Mountains Beyond Mountains: The Quest of Dr. Paul Farmer, a Man Who Would Cure the World - incredibly inspirational story of a man who has truly made a difference.
Made You Look: How Advertising Works and Why You Should Know - or any other similar book that raises awareness of how the media manipulates us.
A Million Miles in a Thousand Years: How I Learned to Live a Better Story - a great book about creating the plot in your life.
A Whack on the Side of the Head: How You Can Be More Creative - a classic. Substitute another problem-solving/creativity book if you want (Edward de Bono has a bunch), but make sure there's one on your list.
Mindset: The New Psychology of Success - the Carol Dweck manifesto, based on all her research about how what we think affects how much we grow and succeed. The classic Learned Optimism: How to Change Your Mind and Your Life (Seligman) is also worth reading.
Non-Designer's Design Book - a friendly introduction to the basics of layout and typeface use. Since everyone ends up designing something at some time, this is both interesting and useful.
Safe People: How to Find Relationships That Are Good for You and Avoid Those That Aren't - a Christian perspective, but I'm sure that if you're looking for a secular one, there's a similar book.
On Writing the College Application Essay - a tedious title for a truly excellent book. Written by a former admissions officer, this has probably the best example of how to edit that I've ever seen in a book. Read it at the beginning of junior year.
The Blue Sweater: Bridging the Gap Between Rich and Poor in an Interconnected World - a rather uneven book, but worth reading.
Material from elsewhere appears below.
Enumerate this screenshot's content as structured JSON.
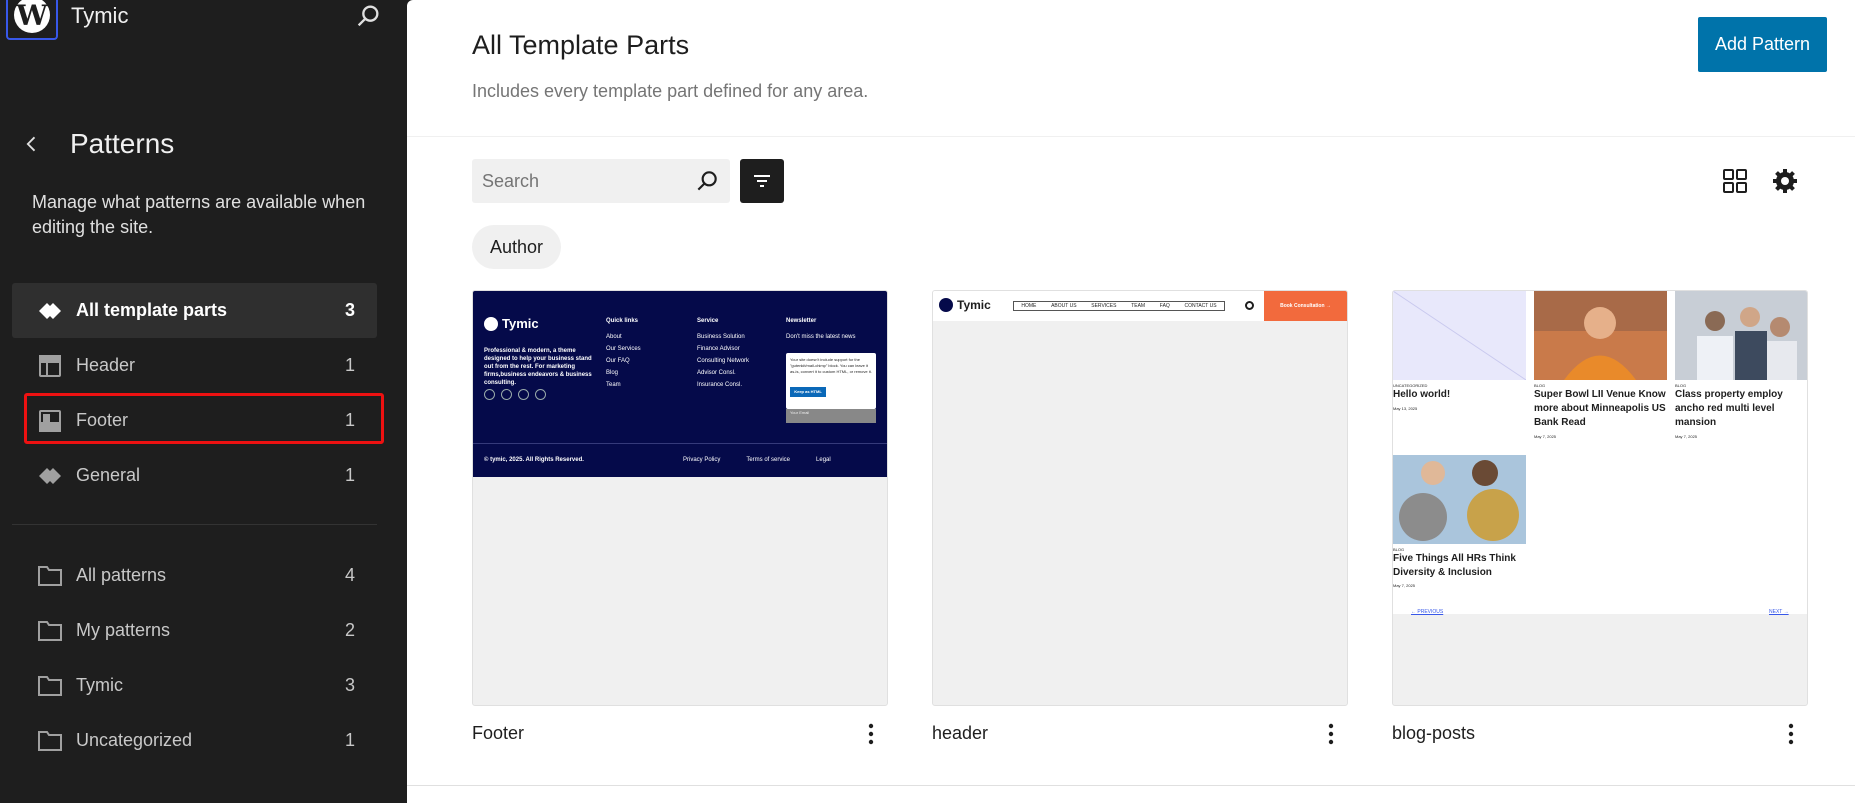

The author ended up founding the Acumen Fund, a microfinance group that helps people in third-world nations.
If you've got more ideas (or comments on these), speak up!